“ I found the origin of my soul in the connection I shared with the sunrise, with the beach at that hour. With the tide, with the moon leaving us for just a while. Everything I thought was important was now trivial to God’s creation. My discovery was most important to the rest of my life. Standing there feeling like I was a part of something so miraculous and incredibly invigorating really did broaden my horizons.”

I am sure that she had no idea where at last these words would end up.
July 28th 2001 began as any other Saturday. I was up early. My husband who at that time worked nights came home from work around 9 a.m. as usual. We had breakfast, talked about the events of the previous day and he went to bed. I logged onto the internet and began playing cribbage. JoAnna was not home but that was not unusual. She often spent the night with friends. All was well with the world. Or so we thought.

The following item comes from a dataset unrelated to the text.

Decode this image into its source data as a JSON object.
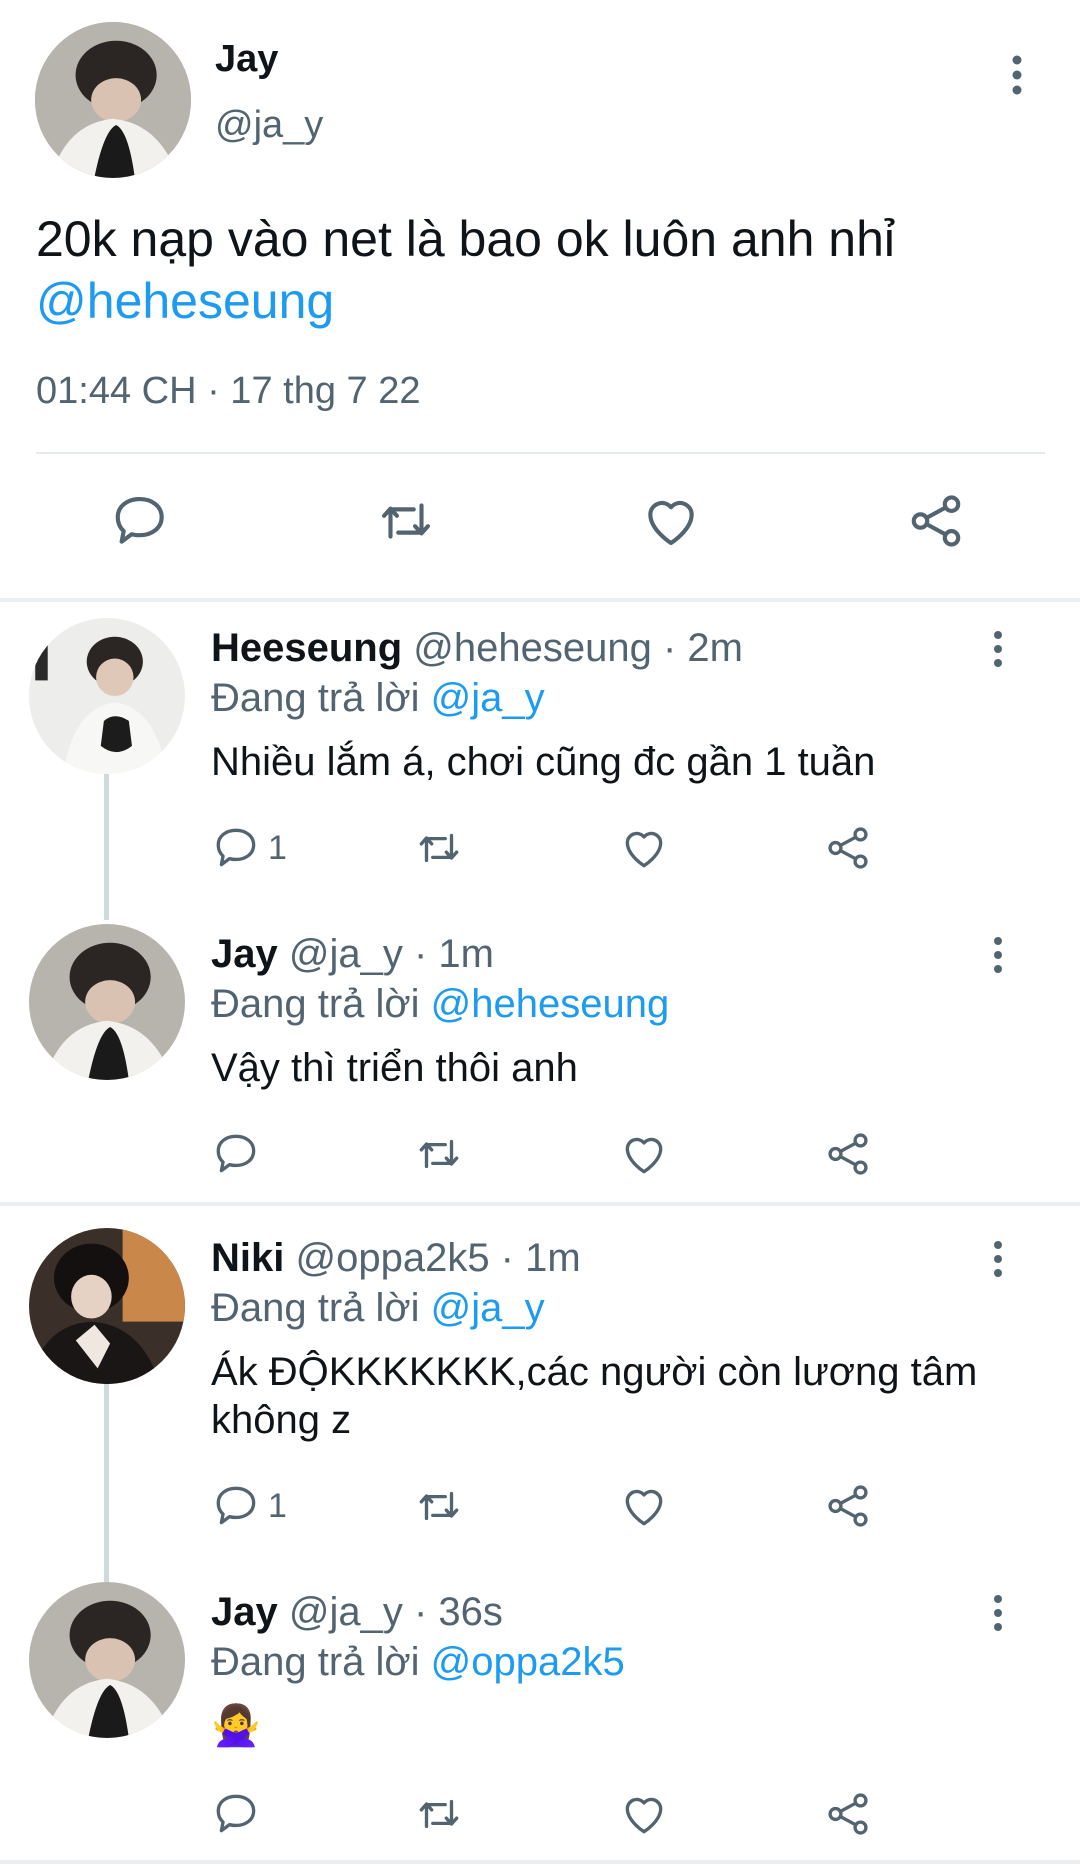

After a couple of hours of playing cribbage and chatting with friends on the internet I signed off. It was JoAnna’s 20th birthday and there were preparations to make. She would need a cake and a special gift. After all you only leave your teenage years behind once. As I began to cook there was a knock at the door. Looking out the peephole wondering who that could possibly be my stomach lurched. Standing on the other side of the door was a uniformed officer. I think my knees began to shake even before I opened the door and asked the constable what I could do for him.
“ Is Billy in?” he asked. I replied “Which one Jr. Or Sr. ?” as our son is named for his father. “The owner of the ’89 Nissan pick up.” His answer stopped my heart. I asked him to come inside while I woke my husband. When he entered he asked “Are you the mother?” I knew then something terrible had happened. It was just like in the movies when a policeman comes to the door with bad news. I could barely breathe as I awoke my husband to inform him that a Constable needed to speak to him. As we entered the living room together the officer ask us both to sit down. Our hearts shattered into millions of pieces as he told us of the terrible auto accident and informed us that we had to call the medical examiners office! I began to weep knowing that the medical examiners office is a technical term for the morgue. They needed us to identify JoAnna’s body. The officer informed us that he was not allowed to leave until we had done so. He claimed there was no identification within the truck.

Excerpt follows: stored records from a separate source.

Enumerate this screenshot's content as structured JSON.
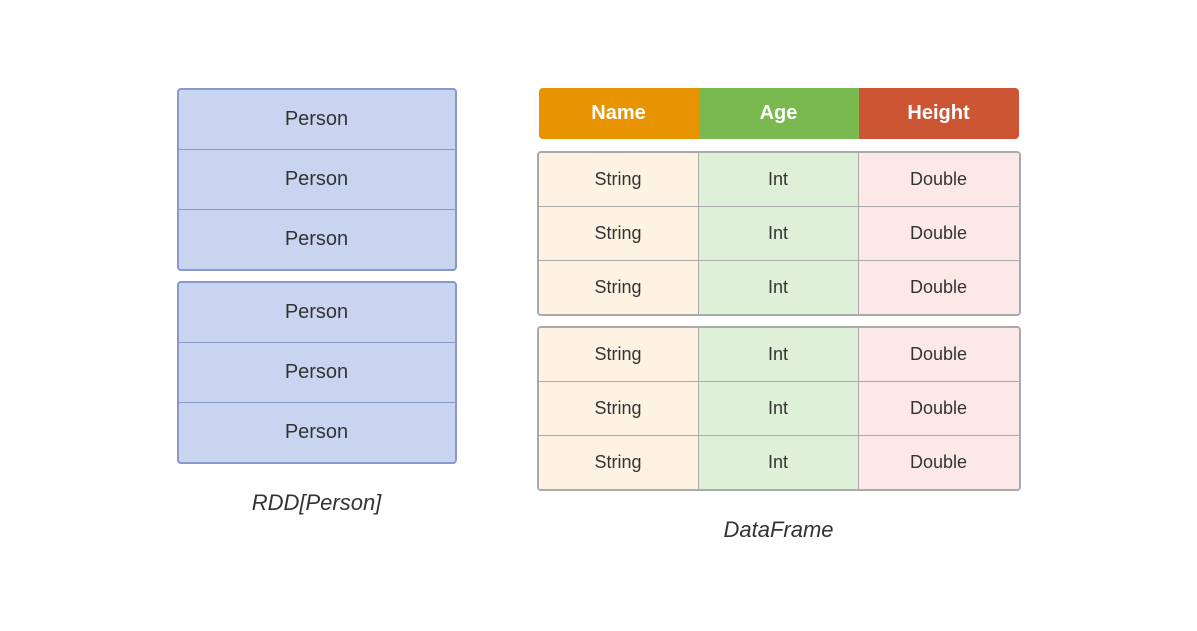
{
  "left": {
    "label": "RDD[Person]",
    "partitions": [
      {
        "rows": [
          "Person",
          "Person",
          "Person"
        ]
      },
      {
        "rows": [
          "Person",
          "Person",
          "Person"
        ]
      }
    ]
  },
  "right": {
    "label": "DataFrame",
    "header": [
      "Name",
      "Age",
      "Height"
    ],
    "partitions": [
      {
        "rows": [
          [
            "String",
            "Int",
            "Double"
          ],
          [
            "String",
            "Int",
            "Double"
          ],
          [
            "String",
            "Int",
            "Double"
          ]
        ]
      },
      {
        "rows": [
          [
            "String",
            "Int",
            "Double"
          ],
          [
            "String",
            "Int",
            "Double"
          ],
          [
            "String",
            "Int",
            "Double"
          ]
        ]
      }
    ]
  }
}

My husband’s hands were shaking as he dialed the number. I guess you always have that little ray of hope deep within your heart that an awful mistake has been made. We did. As my husband spoke I could see his face change. His expression went from one of concern to one of anguish. I knew then it was our baby. As I sobbed and explained that it was JoAnna’s 20th birthday the officer took me in his arms to comfort me. His embrace was one of a father. An embrace that said I am sorry for your loss. As my husband hung up the phone the officer moved to embrace him with the same care. My husband and I will never forget this act of human kindness. It was the solace we needed to begin making all the “calls”. Calls to family and friends notifying them of the tragedy which had befallen our family and cut short the life of our youngest child.
We used the paragraph from her English paper in the funeral program to comfort those still living. JoAnna was able to offer strength an encouragement to others through her own words by letting people know that she knew God had a plan and she was part of that plan.
There are 20 years of happiness, exhilaration and profound sadness that will forever be intertwined with each of us on the day that changed our lives forever. Twice. July 28th.


26,151 Poems Read

Sponsors